A few weeks ago execs of four major groups; Digital Content Next, European Publishers Council, News Media Alliance and the News Media Association, which represent over 4000 publishers including many FIPP members, issued an open letter to Google’s CEO Sundar Pichai, criticising the company for its plans for GDPR which it unveiled last month.
This was followed by a call last week between Google and the IAB Europe GDPR Transparency and Consent steering committee, which has caused more confusion and anger among global media groups over possible advertising limitations.
The signatories of the letter have two key issues with Google. Firstly the nature of its plans to address GDPR, and secondly the way in which it has left it so late to issue its guidelines.
“As the major provider of digital advertising services to publishers, we find it especially troubling that you would wait until the last-minute before the GDPR comes into force to announce these terms” the letter states. “As publishers have now little time to assess the legality or fairness of your proposal and how best to consider its impact on their own GDPR compliance plans which have been underway for a long time.”
As reported by Reuters & Ad Age, we sent a letter to Google calling out the shortcomings of their proposed solution for complying with the GDPR and why it is problematic for publishers. Our letter: https://t.co/mucexKn1AO
— Digital Content Next (@DCNorg) April 30, 2018
Consent is key
The key issue angering companies is that the Google framework implies that publishers across the globe are responsible for getting consent from their EU visitors if Google ads are served on their sites. Also that Google will be a controller of the personal data it receives from publishers and collects on publisher pages, and that Google will make unilateral decisions about how a publisher’s data is used.
“Your proposal notes that Google intends to rely on consent for its legal basis and you will require publishers to obtain legally valid consent on behalf of Google for its processing of personal data as a separate and independent controller which you directly benefit from,” states the letter.
“Yet you decide how and when that data may be made available to others and do not provide any details about how the data will be used by Google. By imposing your own standard for regulatory compliance Google effectively prevents publishers from being able to choose which partners to work with.”
Ultimately the letter’s signatories believe that what Google is proposing is not within the spirit of GDPR – a set of relegations, its champions claim, that was designed to protect users’ data and create openness.
By finishing the letter with a series of questions and clarifications they are pushing the ball back in Google’s court while at the same time, encouraging the guardians of GDPR to offer further guidelines on who ultimately is responsible for the data on the sites.
Google has responded by saying “Guidance about the GDPR is that consent is required for personalised advertising.
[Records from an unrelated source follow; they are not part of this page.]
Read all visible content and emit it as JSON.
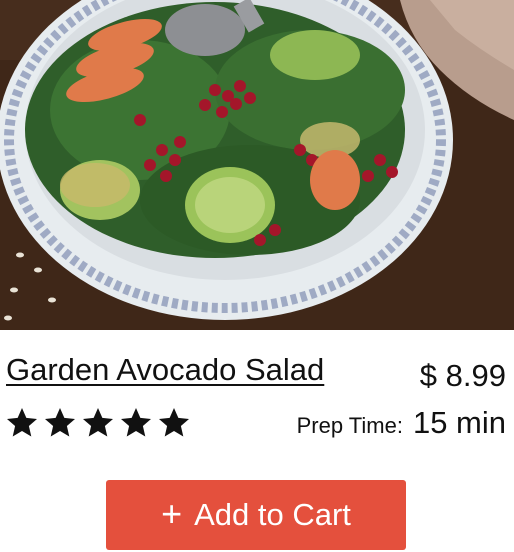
{
  "product": {
    "image_alt": "salad",
    "name": "Garden Avocado Salad",
    "price": "$ 8.99",
    "rating": 5,
    "rating_max": 5,
    "prep_label": "Prep Time:",
    "prep_value": "15 min"
  },
  "actions": {
    "add_to_cart_label": "Add to Cart",
    "add_icon": "plus-icon"
  },
  "colors": {
    "button_bg": "#e4503d",
    "button_text": "#ffffff",
    "star": "#111111"
  }
}
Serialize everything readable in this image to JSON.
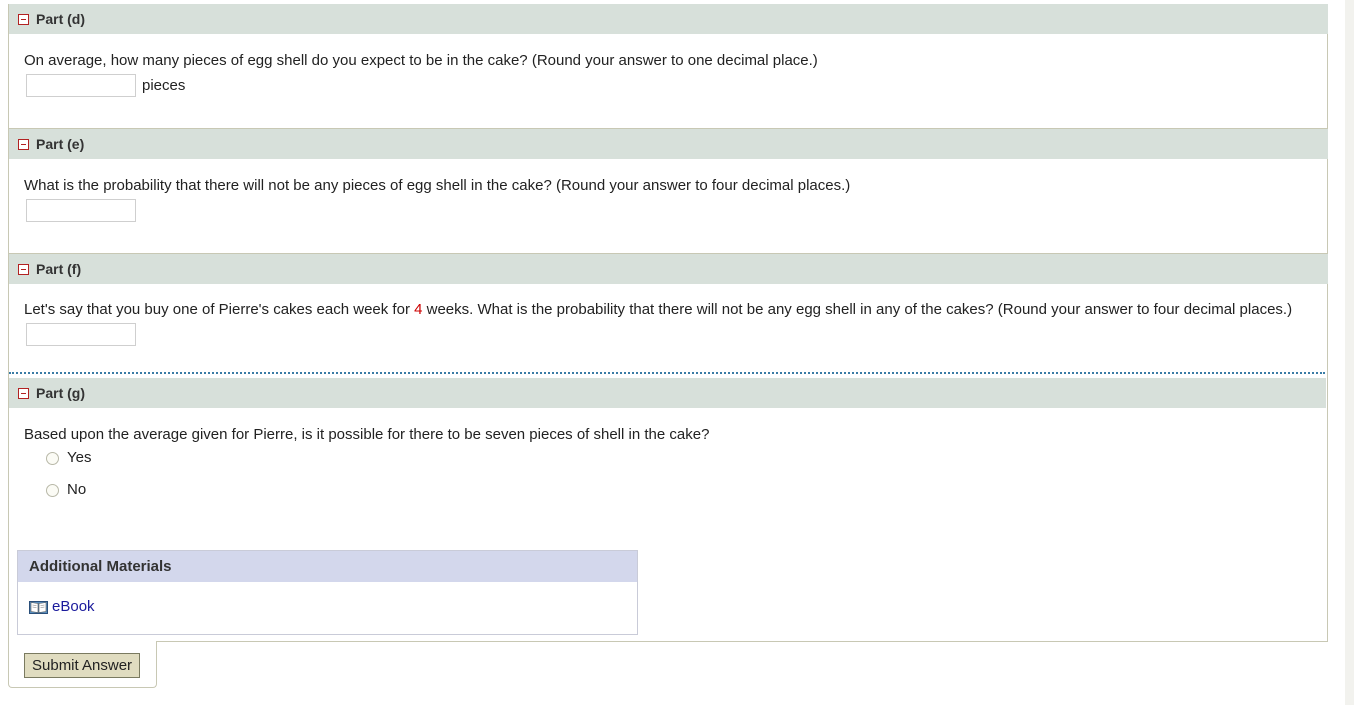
{
  "parts": [
    {
      "title": "Part (d)",
      "question": "On average, how many pieces of egg shell do you expect to be in the cake? (Round your answer to one decimal place.)",
      "input_value": "",
      "unit": "pieces"
    },
    {
      "title": "Part (e)",
      "question": "What is the probability that there will not be any pieces of egg shell in the cake? (Round your answer to four decimal places.)",
      "input_value": ""
    },
    {
      "title": "Part (f)",
      "question_before": "Let's say that you buy one of Pierre's cakes each week for ",
      "question_highlight": "4",
      "question_after": " weeks. What is the probability that there will not be any egg shell in any of the cakes? (Round your answer to four decimal places.)",
      "input_value": ""
    },
    {
      "title": "Part (g)",
      "question": "Based upon the average given for Pierre, is it possible for there to be seven pieces of shell in the cake?",
      "options": [
        "Yes",
        "No"
      ],
      "selected": null
    }
  ],
  "additional_materials": {
    "title": "Additional Materials",
    "links": [
      {
        "label": "eBook",
        "icon": "book-icon"
      }
    ]
  },
  "submit": {
    "label": "Submit Answer"
  },
  "colors": {
    "part_header_bg": "#d7e0da",
    "collapse_icon": "#b22222",
    "highlight_number": "#cc0000",
    "materials_header_bg": "#d3d7ec",
    "link": "#1a1a9c",
    "submit_bg": "#e0dcc0"
  }
}
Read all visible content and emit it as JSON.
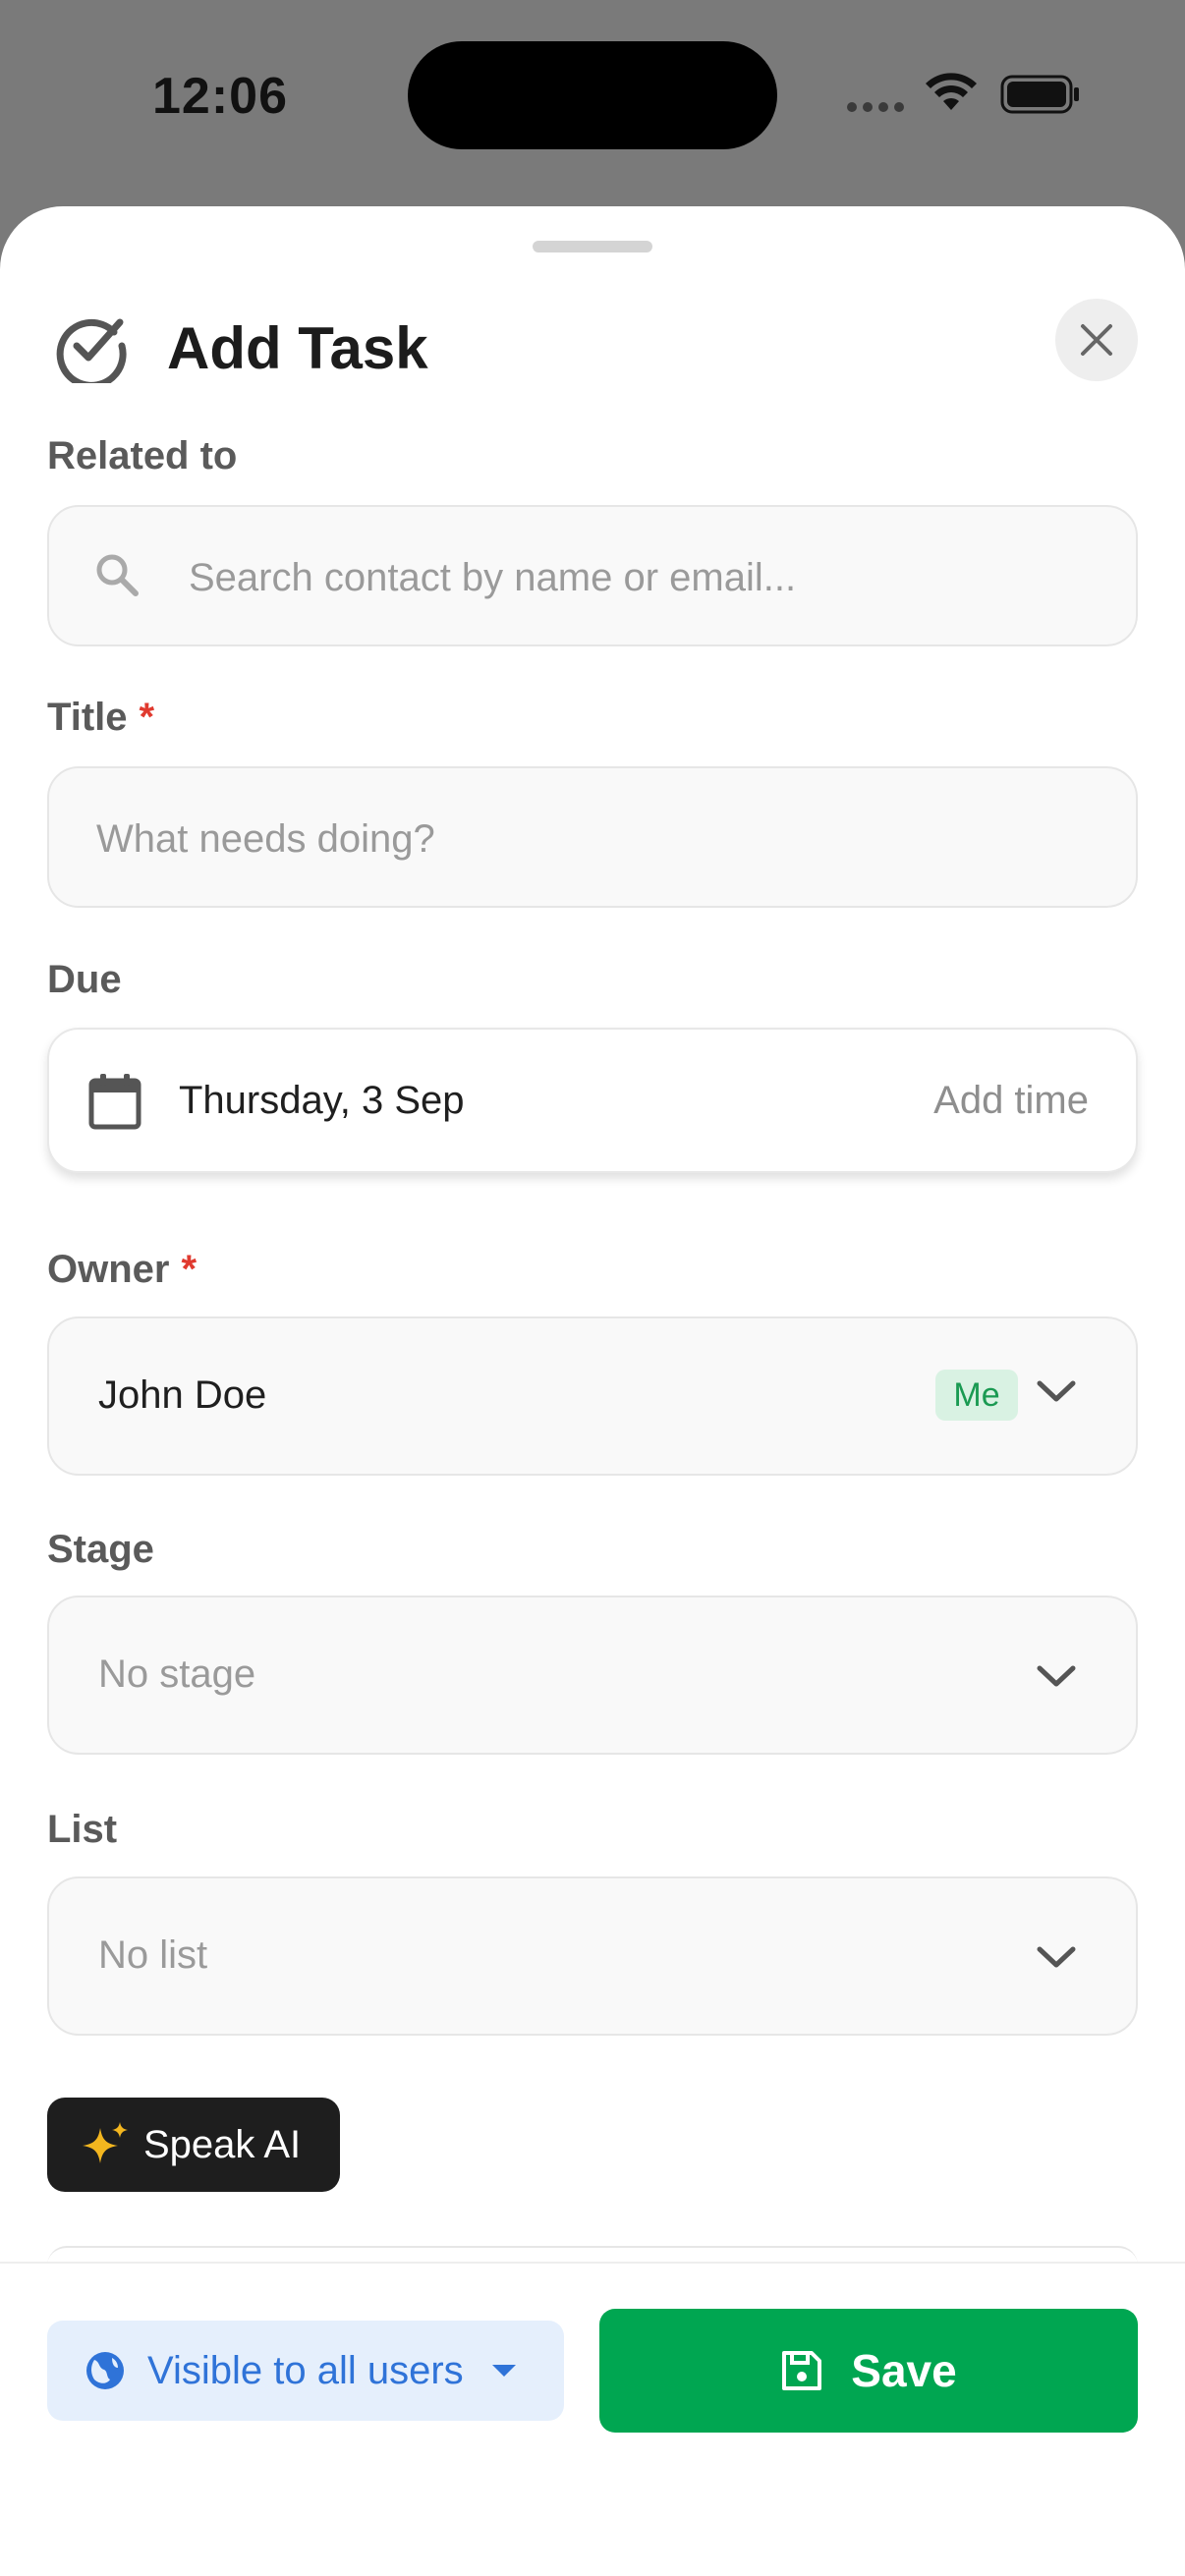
{
  "status_bar": {
    "time": "12:06"
  },
  "sheet": {
    "title": "Add Task",
    "related": {
      "label": "Related to",
      "placeholder": "Search contact by name or email..."
    },
    "task_title": {
      "label": "Title",
      "required_mark": "*",
      "placeholder": "What needs doing?"
    },
    "due": {
      "label": "Due",
      "date": "Thursday, 3 Sep",
      "add_time": "Add time"
    },
    "owner": {
      "label": "Owner",
      "required_mark": "*",
      "value": "John Doe",
      "badge": "Me"
    },
    "stage": {
      "label": "Stage",
      "value": "No stage"
    },
    "list": {
      "label": "List",
      "value": "No list"
    },
    "speak_ai": {
      "label": "Speak AI"
    }
  },
  "footer": {
    "visibility_label": "Visible to all users",
    "save_label": "Save"
  },
  "colors": {
    "primary_green": "#00a651",
    "link_blue": "#2f73d8",
    "required_red": "#e03a2f",
    "badge_green_bg": "#d9f2e3"
  },
  "icons": [
    "task-check-icon",
    "close-icon",
    "search-icon",
    "calendar-icon",
    "chevron-down-icon",
    "sparkle-icon",
    "globe-icon",
    "caret-down-icon",
    "save-icon",
    "wifi-icon",
    "battery-icon"
  ]
}
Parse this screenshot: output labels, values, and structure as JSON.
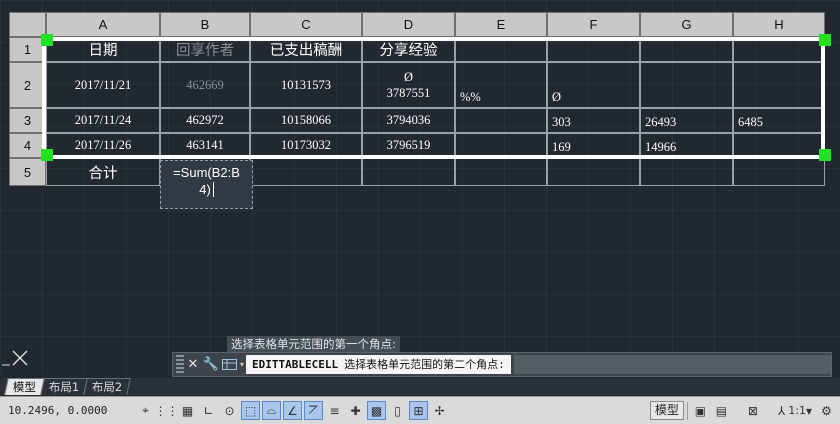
{
  "table": {
    "column_headers": [
      "A",
      "B",
      "C",
      "D",
      "E",
      "F",
      "G",
      "H"
    ],
    "row_headers": [
      "1",
      "2",
      "3",
      "4",
      "5"
    ],
    "rows": [
      [
        "日期",
        "回享作者",
        "已支出稿酬",
        "分享经验",
        "",
        "",
        "",
        ""
      ],
      [
        "2017/11/21",
        "462669",
        "10131573",
        "Ø\n3787551",
        "%%",
        "Ø",
        "",
        ""
      ],
      [
        "2017/11/24",
        "462972",
        "10158066",
        "3794036",
        "",
        "303",
        "26493",
        "6485"
      ],
      [
        "2017/11/26",
        "463141",
        "10173032",
        "3796519",
        "",
        "169",
        "14966",
        ""
      ],
      [
        "合计",
        "",
        "",
        "",
        "",
        "",
        "",
        ""
      ]
    ],
    "editor_text": "=Sum(B2:B4)",
    "editor_line1": "=Sum(B2:B",
    "editor_line2": "4)"
  },
  "command": {
    "previous_prompt": "选择表格单元范围的第一个角点:",
    "command_name": "EDITTABLECELL",
    "prompt": "选择表格单元范围的第二个角点:"
  },
  "layout_tabs": [
    "模型",
    "布局1",
    "布局2"
  ],
  "status": {
    "coordinates": "10.2496, 0.0000",
    "model_label": "模型",
    "scale": "1:1"
  },
  "colors": {
    "grip": "#22e022",
    "background": "#212830",
    "selection": "#ffffff"
  }
}
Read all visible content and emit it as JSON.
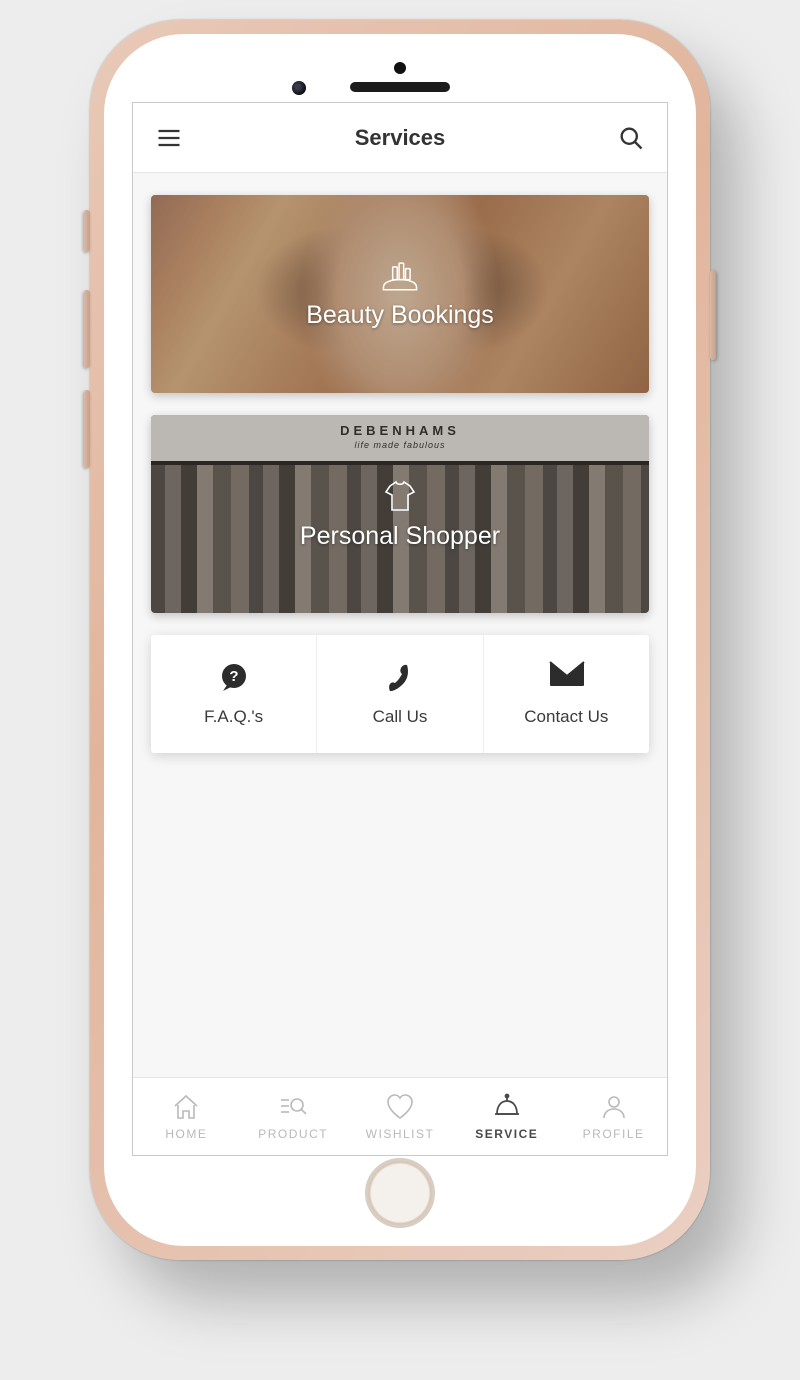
{
  "header": {
    "title": "Services"
  },
  "cards": [
    {
      "label": "Beauty Bookings",
      "icon": "cosmetics-icon"
    },
    {
      "label": "Personal Shopper",
      "icon": "shirt-icon",
      "brand": "DEBENHAMS",
      "tagline": "life made fabulous"
    }
  ],
  "actions": [
    {
      "label": "F.A.Q.'s",
      "icon": "faq-icon"
    },
    {
      "label": "Call Us",
      "icon": "phone-icon"
    },
    {
      "label": "Contact Us",
      "icon": "mail-icon"
    }
  ],
  "tabs": [
    {
      "label": "HOME",
      "icon": "home-icon",
      "active": false
    },
    {
      "label": "PRODUCT",
      "icon": "product-search-icon",
      "active": false
    },
    {
      "label": "WISHLIST",
      "icon": "heart-icon",
      "active": false
    },
    {
      "label": "SERVICE",
      "icon": "bell-icon",
      "active": true
    },
    {
      "label": "PROFILE",
      "icon": "profile-icon",
      "active": false
    }
  ]
}
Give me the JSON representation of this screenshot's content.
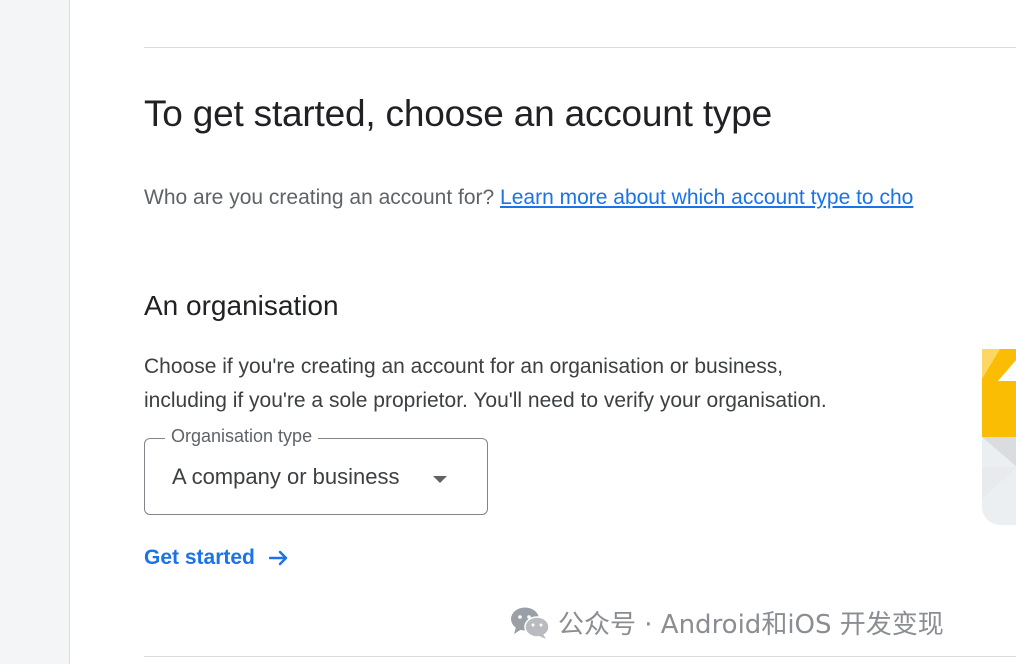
{
  "page": {
    "heading": "To get started, choose an account type",
    "question": "Who are you creating an account for?",
    "learn_more_link": "Learn more about which account type to cho",
    "section": {
      "title": "An organisation",
      "description_line1": "Choose if you're creating an account for an organisation or business,",
      "description_line2": "including if you're a sole proprietor. You'll need to verify your organisation.",
      "field_label": "Organisation type",
      "field_value": "A company or business",
      "cta_label": "Get started"
    }
  },
  "watermark": {
    "text": "公众号 · Android和iOS 开发变现"
  },
  "colors": {
    "link": "#1a73e8",
    "illustration_yellow": "#fbbc04"
  },
  "icons": {
    "dropdown": "dropdown-arrow-icon",
    "cta": "arrow-right-icon",
    "watermark": "wechat-icon"
  }
}
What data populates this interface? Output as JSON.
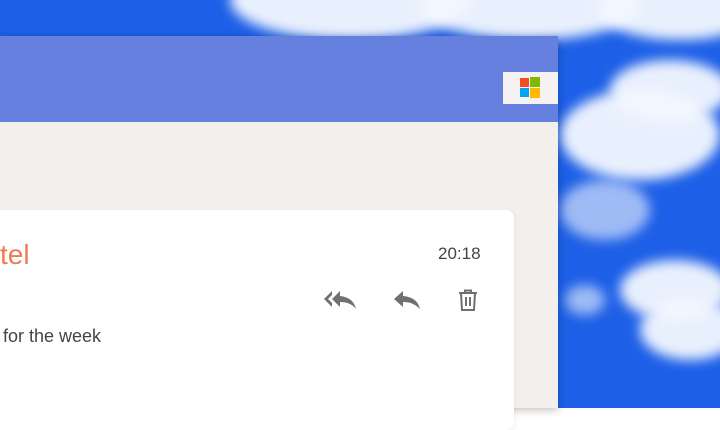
{
  "window": {
    "controls": {
      "minimize_icon": "minimize-icon",
      "maximize_icon": "maximize-icon",
      "close_icon": "close-icon"
    },
    "logo_icon": "windows-logo-icon",
    "titlebar_color": "#0f3ff0",
    "banner_color": "#6680e0",
    "close_color": "#ef6b4a"
  },
  "email": {
    "sender_fragment": "tel",
    "time": "20:18",
    "subject_fragment": "for the week",
    "actions": {
      "reply_all_icon": "reply-all-icon",
      "reply_icon": "reply-icon",
      "delete_icon": "trash-icon"
    },
    "accent_color": "#ef7a55"
  }
}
We have always asked publishers to get consent for the use of our ad tech on their sites, and now we’re simply updating that requirement in line with the GDPR. Because we make decisions on data processing to help publishers optimise ad revenue, we will operate as a controller across our publisher products in line with GDPR requirements, but this designation does not give us any additional rights to their data.”
With the deadline approaching there is a possibility that publishers might be given a period of grace to resolve existing GDPR related issues. And this might include negotiations with Google to find a compromise. It would be a concession from the EU that publishers would welcome.
The second worrying development for publishers is the news shared with the IAB Europe GDPR Transparency and Consent steering committee that Google’s own consent gathering tool Funding Voices, which is currently in beta, restricts the number of partners a publisher can share content with to just 12 vendors.
This includes Google itself, SSPs, exchanges, ad servers, DSPs, DMPs, plug-ins, tracking and measurement tags and third-party data suppliers.
As an article in Adexchanger points out “twelve may sound like plenty of vendors, but the policy would severely restrict the partner ecosystem if it were widely adopted by DFP customers. Time Inc., Business Insider and ESPN, for instance, respectively have 153, 68 and 22 homepage partner tags, according to Ghostery data.”
Publishers have two obvious options. To adopt the consent tool and potentially sacrifice advertising revenue, or to use a different tool. Axel Springer (a FIPP member), for example, has its own consent tool and is apparently considering making it available to other publishers.
Larger publishers are likely to create their own tools, but small to medium sized publishers, who lack the technical or financial resources to develop a tool, may have no other choice but to adopt Funding Choices in the short least.
The next few weeks are likely to witness a lot of strong words, but compromises could be on the cards too.
More like this